that makes up for the horrors. But they are a part of you, and they will
never go away…
The girl my mother thinks I am; a prayer in four parts
1. I want to be the girl my mother thinks I am,
The kind of girl who soars through the skies,
and doesn’t let the world pass her by.
The girl who seizes the day and makes you feel at home,
Who isn’t so grown,
And still makes her heart leap with pride every time she comes home.
I want to be the pride of my parents,
Their glistening escape into:
“this is why we do this”
“this is why we work so hard”.
I want see the muse my mother sees in me,
The inspiration she coats her heart in when I give her a smile,
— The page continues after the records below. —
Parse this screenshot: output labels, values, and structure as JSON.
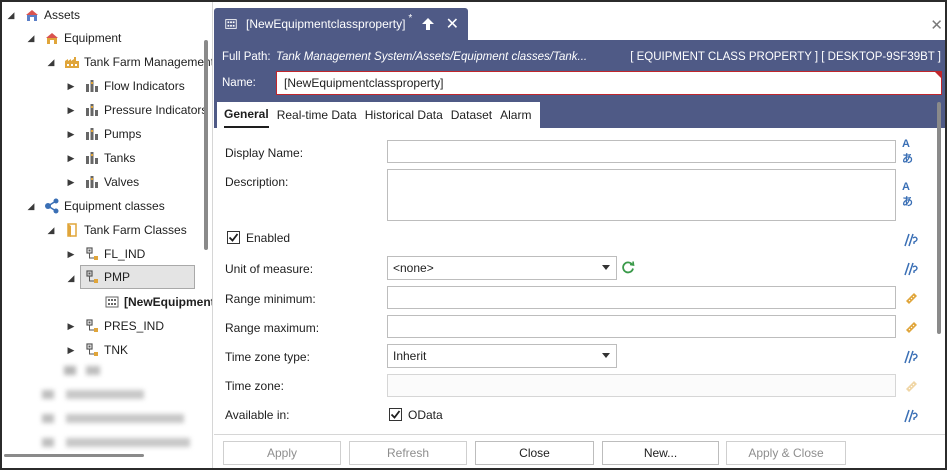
{
  "tree": {
    "items": [
      {
        "label": "Assets",
        "indent": 0,
        "expanded": true,
        "icon": "assets-icon"
      },
      {
        "label": "Equipment",
        "indent": 1,
        "expanded": true,
        "icon": "equipment-icon"
      },
      {
        "label": "Tank Farm Management",
        "indent": 2,
        "expanded": true,
        "icon": "factory-icon"
      },
      {
        "label": "Flow Indicators",
        "indent": 3,
        "expanded": false,
        "icon": "equipment-node-icon"
      },
      {
        "label": "Pressure Indicators",
        "indent": 3,
        "expanded": false,
        "icon": "equipment-node-icon"
      },
      {
        "label": "Pumps",
        "indent": 3,
        "expanded": false,
        "icon": "equipment-node-icon"
      },
      {
        "label": "Tanks",
        "indent": 3,
        "expanded": false,
        "icon": "equipment-node-icon"
      },
      {
        "label": "Valves",
        "indent": 3,
        "expanded": false,
        "icon": "equipment-node-icon"
      },
      {
        "label": "Equipment classes",
        "indent": 1,
        "expanded": true,
        "icon": "equipment-classes-icon"
      },
      {
        "label": "Tank Farm Classes",
        "indent": 2,
        "expanded": true,
        "icon": "folder-icon"
      },
      {
        "label": "FL_IND",
        "indent": 3,
        "expanded": false,
        "icon": "class-icon"
      },
      {
        "label": "PMP",
        "indent": 3,
        "expanded": true,
        "icon": "class-icon",
        "selected": true
      },
      {
        "label": "[NewEquipmentclassproperty]",
        "indent": 4,
        "leaf": true,
        "icon": "property-icon",
        "bold": true
      },
      {
        "label": "PRES_IND",
        "indent": 3,
        "expanded": false,
        "icon": "class-icon"
      },
      {
        "label": "TNK",
        "indent": 3,
        "expanded": false,
        "icon": "class-icon"
      }
    ]
  },
  "doc_tab": {
    "title": "[NewEquipmentclassproperty]",
    "modified_mark": "*"
  },
  "header": {
    "full_path_label": "Full Path:",
    "full_path_value": "Tank Management System/Assets/Equipment classes/Tank...",
    "type_info": "[ EQUIPMENT CLASS PROPERTY ] [ DESKTOP-9SF39BT ]",
    "name_label": "Name:",
    "name_value": "[NewEquipmentclassproperty]"
  },
  "subtabs": [
    "General",
    "Real-time Data",
    "Historical Data",
    "Dataset",
    "Alarm"
  ],
  "form": {
    "display_name_label": "Display Name:",
    "display_name_value": "",
    "description_label": "Description:",
    "description_value": "",
    "enabled_label": "Enabled",
    "enabled_checked": true,
    "unit_label": "Unit of measure:",
    "unit_value": "<none>",
    "range_min_label": "Range minimum:",
    "range_min_value": "",
    "range_max_label": "Range maximum:",
    "range_max_value": "",
    "tz_type_label": "Time zone type:",
    "tz_type_value": "Inherit",
    "tz_label": "Time zone:",
    "tz_value": "",
    "available_label": "Available in:",
    "odata_label": "OData",
    "odata_checked": true,
    "translate_icon_text": "Aあ"
  },
  "buttons": {
    "apply": "Apply",
    "refresh": "Refresh",
    "close": "Close",
    "new": "New...",
    "apply_close": "Apply & Close"
  },
  "colors": {
    "header_bg": "#4f5a86",
    "name_border": "#c0262c",
    "link_icon": "#3a6fb5",
    "ruler_icon": "#e0a53a",
    "refresh_icon": "#3a9a4a"
  }
}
to let her know that this world hasn’t drained all the spirit from me yet.
2. My mother loves me.
She loves me like I am more than what I am;
She loves the girl I used to be.
The girl I pretend I still am.
My mother loves me like I’m taking my first few wobbly steps,
She still has the same pride in her heart,
As if her baby girl still lights up the night sky,
As if her baby girl is the sunshine on a really rainy day.
She still finds a way to coax the little girl out of me.
I catch glimpses of her;
I blink and she’s there, I blink again and I’ve lost her.
The little girl trapped in years worth of home videos plays disappearing tricks on me.
Now I see her, now I don’t.
My mother isn’t crazy, but she sees things that aren’t there.
She thinks she can see past the smoke and mirrors that I have made of my personality.
With well-rehearsed sleight of hand tricks, I have managed to paint myself “child”
Paint myself “good daughter”.
She thinks more highly of me than I could ever deserve.
3. I love my mother.
I love the girl she thinks I am.
I love the girl she made me.
This is not a sad poem;
it is an incantation that breathes life into me with every rise of my chest,
With every grateful sigh,
With every chance I get to prove that I am more than what I was.
My reflection tells a different tale of my life than my mother would agree with;
My reflection is an unrecognisable distortion I sometimes can’t bear to look at:
A stark reminder of the girl who’s childhood I stole and who’s heart I broke.
The girl I killed.
I want to be the girl my mother thinks I am;
the girl she resurrected from the dead.
She tells me that I am more than what I think of myself,
She tells me that blood is thicker than water;
and I’ll be goddamned if I ever doubted that her blood could stitch the broken parts of me together again.
She tells me that time heals all wounds and I can’t help but be grateful for the unshakeablility of a mother’s love.
She tells me to lean on her when the weight of the world becomes too much to bear,
To wear the pain like a crown and be so resilient that they can’t help but bow in your presence.
She tells me to be the inspiration that she sees in me.
4. Mirrors lie;
A mother’s eyes?
Well, they never do.
Found this posted by The Temple of the Greek Gods’ Facebook page. Just remember, no matter how people try to beat it down and out of you - Hellenism is just as much about family and anything. All the way in the Illiad.